Students do not, though, lay down their constitutional rights at the school door. In a very famous First Amendment Supreme Court case called Tinker vs. Des Moines School District, in 1969, students who had been expelled for wearing black armbands protesting the Vietnam War, were judged to have had their right to Freedom of Speech unjustly violated. The Court said that they had the right to express this symbolic representation of their belief against the war. The Court said the school could only restrict student speech if it were to "materially and substantially disrupt" the classroom.
Freedom of Speech Clause -
Campaign finance reform
One area of contention regarding the Freedom of Speech Clause is whether or not the government can regulate the amounts given and spent during political campaigns. The Court ruled in 1976 that the government could not put limits on individual expenditures if they were done apart from the official campaign of a candidate, but that the amount of a donation from an individual to a campaign could be regulated.
The reason for regulation is that some people believe that very large donors such as wealthy corporations or individuals would have a larger influence on the political process than small donors. So they want to make the amount any individual donor can make equal. Other people see this as an
absolute violation of free speech because the government is in effect telling people how much they can support a candidate.

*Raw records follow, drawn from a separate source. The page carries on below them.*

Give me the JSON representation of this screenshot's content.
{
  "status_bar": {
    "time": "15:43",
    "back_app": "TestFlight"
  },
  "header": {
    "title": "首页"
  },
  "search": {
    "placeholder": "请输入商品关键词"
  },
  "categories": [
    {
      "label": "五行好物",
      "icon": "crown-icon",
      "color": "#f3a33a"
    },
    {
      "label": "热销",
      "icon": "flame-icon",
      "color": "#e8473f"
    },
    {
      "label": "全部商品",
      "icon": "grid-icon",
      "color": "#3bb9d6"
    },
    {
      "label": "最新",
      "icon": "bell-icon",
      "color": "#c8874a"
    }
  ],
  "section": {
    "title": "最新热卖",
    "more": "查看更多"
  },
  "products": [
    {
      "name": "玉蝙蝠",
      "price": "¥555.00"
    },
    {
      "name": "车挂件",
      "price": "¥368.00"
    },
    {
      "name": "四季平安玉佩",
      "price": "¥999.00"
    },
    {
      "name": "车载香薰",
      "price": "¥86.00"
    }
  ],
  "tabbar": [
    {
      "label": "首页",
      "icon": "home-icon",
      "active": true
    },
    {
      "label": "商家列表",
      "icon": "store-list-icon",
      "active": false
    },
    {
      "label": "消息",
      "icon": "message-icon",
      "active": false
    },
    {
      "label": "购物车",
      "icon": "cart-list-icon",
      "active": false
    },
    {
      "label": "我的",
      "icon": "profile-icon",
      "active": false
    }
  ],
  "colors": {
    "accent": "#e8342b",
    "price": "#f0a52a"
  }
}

For a complete list of Supreme Court cases having to do with the Freedom of Speech Clause, please click here and pick the topic of your choosing from a list of Freedom of Expression topics, all having to do with Freedom of Speech, Freedom of the Press, Freedom of Assembly and Freedom to Petition the Government.
Thanks for reading the Freedom of Speech Clause with
Revolutionary War and Beyond!
If you would like to read about the meanings of each amendment, go to the First Ten Amendments page here.
Read about other clauses of the First Amendment:
Free Exercise Clause
Freedom of the Press Clause
Freedom of Assembly Clause
Freedom of Petition Clause
Preamble to the Bill of Rights
Learn about the 1st Amendment here.
Learn about the 2nd Amendment here.
Learn about the 3rd Amendment here.
Learn about the 4th Amendment here.
Learn about the 5th Amendment here.
Learn about the 6th Amendment here.
Learn about the 7th Amendment here.
Learn about the 8th Amendment here.
Learn about the 9th Amendment here.
Learn about the 10th Amendment here.
Read the Bill of Rights here.
Learn more about the Bill of Rights with the following articles:
Like This Page?